Norwegian workers work a lot

Bookmark and Share

Most Norwegians enjoy relatively short workdays, at least five paid weeks of holiday a year and generous provisions for paid leave because of illness, family issues or professional training and education. Nonetheless, a new survey shows they’re among those working more than most of their counterparts in Europe.

The new survey was conducted in Denmark by the research group Rockwood Fondens Forskningsenhed, and measured the portion of European countries’ populations that’s working. Norwegians ranked fourth in all of Europe, working an average of 3.3 hours every single day of the year. Belgians and Germans, rather surprisingly, ranked near the bottom of the survey.

Shattering stereotypes
Oslo newspaper Dagsavisen reported that the Rockwool researchers measured the number of actual hours worked in the various countries by all persons aged 20 to 74. The hours included overtime, weekend work and work travel, for example, offset by time off for vacations, funeral leave, sick leave and other factors that reduce time on the job. They then measured total numbers of hours worked divided over 365 days in the year.

Norwegians emerged as far from the privileged, even lazy, workers that often stereotypes the country’s workforce, reported Dagsavisen this week.

Kristine Nergaard of the Norwegian research organzation Fafo, said Norway’s high ranking reflects the high level of total participation in the workforce in Norway. Few women, for example, stay at home in Norway, and Norway also has a relatively high level of seniors in the workforce who remain on the job well beyond the age of 55.

“And we have a low unemployment rate, which also means there are more people working in Norway than in other countries,” Nergaard said.

Baltic countries ranked highest
Latvians, Lithuanians and Estonians topped the survey, with Latvians, for example, working an average of 4.1 hours every single day of the year. Nergaard told Dagsavisen that the Baltic countries’ high rankings may reflect sheer economic need to work long days, possibly because of relatively low wages.

The Finns and the Danes worked an average 3.1 hours a day, spread over a full year, while no data was provided for Swedes.

Germans worked just 2.6 hours and Belgians 2.4, with the low level for Germany surprising even those compiling the survey. “Only the fewest can doubt that Germany is Europe’s economic locomotive,” they wrote. “Therefore it’s perhaps surprising that the Germans overall are among Europeans working the least, when we look at actual time spent on the job.”

To read their own report on the survey, and see how countries ranked, read the newsletter of Rockwool Fondens Forskningsenhed here (external link, in Danish).

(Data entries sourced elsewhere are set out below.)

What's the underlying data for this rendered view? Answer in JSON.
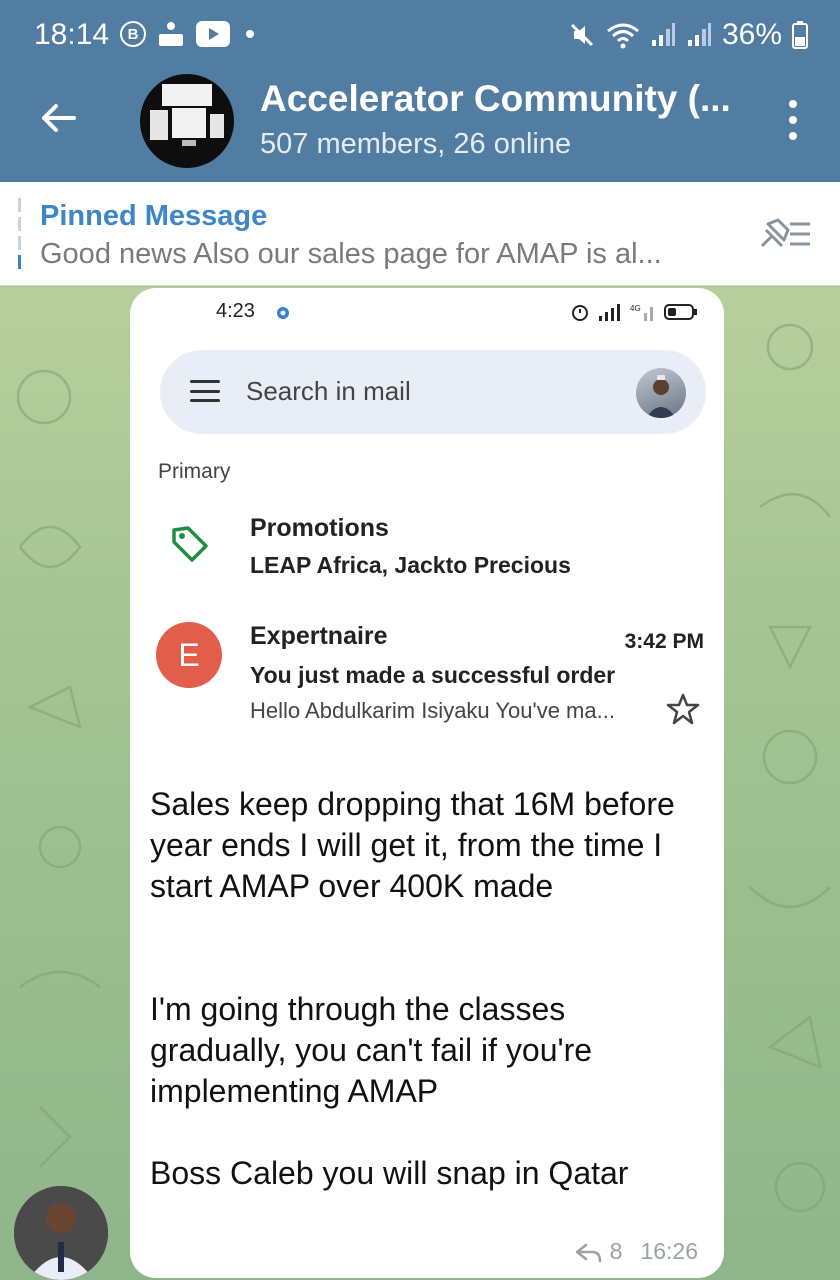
{
  "status_bar": {
    "time": "18:14",
    "left_icons": [
      "b-circle-icon",
      "hotspot-icon",
      "youtube-icon",
      "dot-icon"
    ],
    "right_icons": [
      "mute-icon",
      "wifi-icon",
      "signal-icon",
      "signal-icon"
    ],
    "battery": "36%"
  },
  "header": {
    "title": "Accelerator Community (...",
    "subtitle": "507 members, 26 online"
  },
  "pinned": {
    "title": "Pinned Message",
    "text": "Good news  Also our sales page for AMAP  is al..."
  },
  "message": {
    "screenshot": {
      "time": "4:23",
      "search_placeholder": "Search in mail",
      "section": "Primary",
      "promotions": {
        "title": "Promotions",
        "senders": "LEAP Africa, Jackto Precious"
      },
      "email": {
        "avatar_letter": "E",
        "sender": "Expertnaire",
        "time": "3:42 PM",
        "subject": "You just made a successful order",
        "snippet": "Hello Abdulkarim Isiyaku You've ma..."
      }
    },
    "text": "Sales keep dropping that 16M before year ends I will get it, from the time I start AMAP over 400K made\n\n\nI'm going through the classes gradually, you can't fail if you're implementing AMAP\n\nBoss Caleb you will snap in Qatar",
    "reply_count": "8",
    "time": "16:26"
  },
  "colors": {
    "header_bg": "#527da3",
    "link": "#3f86c7",
    "gmail_avatar": "#e35d4b",
    "tag_green": "#1e8e3e"
  }
}
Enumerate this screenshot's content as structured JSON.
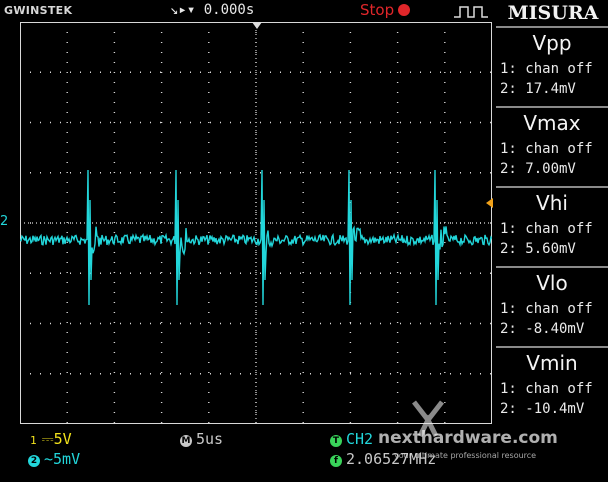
{
  "header": {
    "brand": "GWINSTEK",
    "trigger_readout": "↘▸▾ 0.000s",
    "run_state": "Stop",
    "measure_title": "MISURA"
  },
  "measurements": [
    {
      "name": "Vpp",
      "ch1": "1: chan off",
      "ch2": "2: 17.4mV"
    },
    {
      "name": "Vmax",
      "ch1": "1: chan off",
      "ch2": "2: 7.00mV"
    },
    {
      "name": "Vhi",
      "ch1": "1: chan off",
      "ch2": "2: 5.60mV"
    },
    {
      "name": "Vlo",
      "ch1": "1: chan off",
      "ch2": "2: -8.40mV"
    },
    {
      "name": "Vmin",
      "ch1": "1: chan off",
      "ch2": "2: -10.4mV"
    }
  ],
  "status": {
    "ch1_num": "1",
    "ch1_scale": "⎓5V",
    "ch2_num": "2",
    "ch2_scale": "~5mV",
    "timebase_badge": "M",
    "timebase": "5us",
    "trigger_badge": "T",
    "trigger_source": "CH2",
    "freq_badge": "f",
    "frequency": "2.06527MHz"
  },
  "markers": {
    "ch2_level": "2"
  },
  "watermark": {
    "site": "nexthardware.com",
    "tagline": "your ultimate professional resource"
  },
  "colors": {
    "trace": "#22d6da",
    "grid": "#d8d8d8",
    "ch1": "#f2e21c",
    "stop": "#e0262a"
  },
  "icons": [
    "trigger-mode-icon",
    "stop-indicator-icon",
    "trigger-edge-icon",
    "trigger-marker-icon",
    "ground-level-marker-icon"
  ]
}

Southern Europeans emerged as working more than both the Danes and the Finns. “Everyone knows that those in warm European countries take a long midday break, and idea that they don’t work so much is widespread in the north,” the researchers wrote. In fact, they note, that’s not true, as many Spaniards, for example, work late into the evening.

Nergaard noted that Norwegian politicians have had a goal of getting more Norwegians into the workforce, not least as part of pension reform policies. “The reason we rank so high is that we now have many on the job, also well into their 60s, and that’s positive for the country’s economy,” she said.

Views and News from Norway/Nina Berglund

Please support our news service. Readers in Norway can use our donor account. Our international readers can click on our “Donate” button: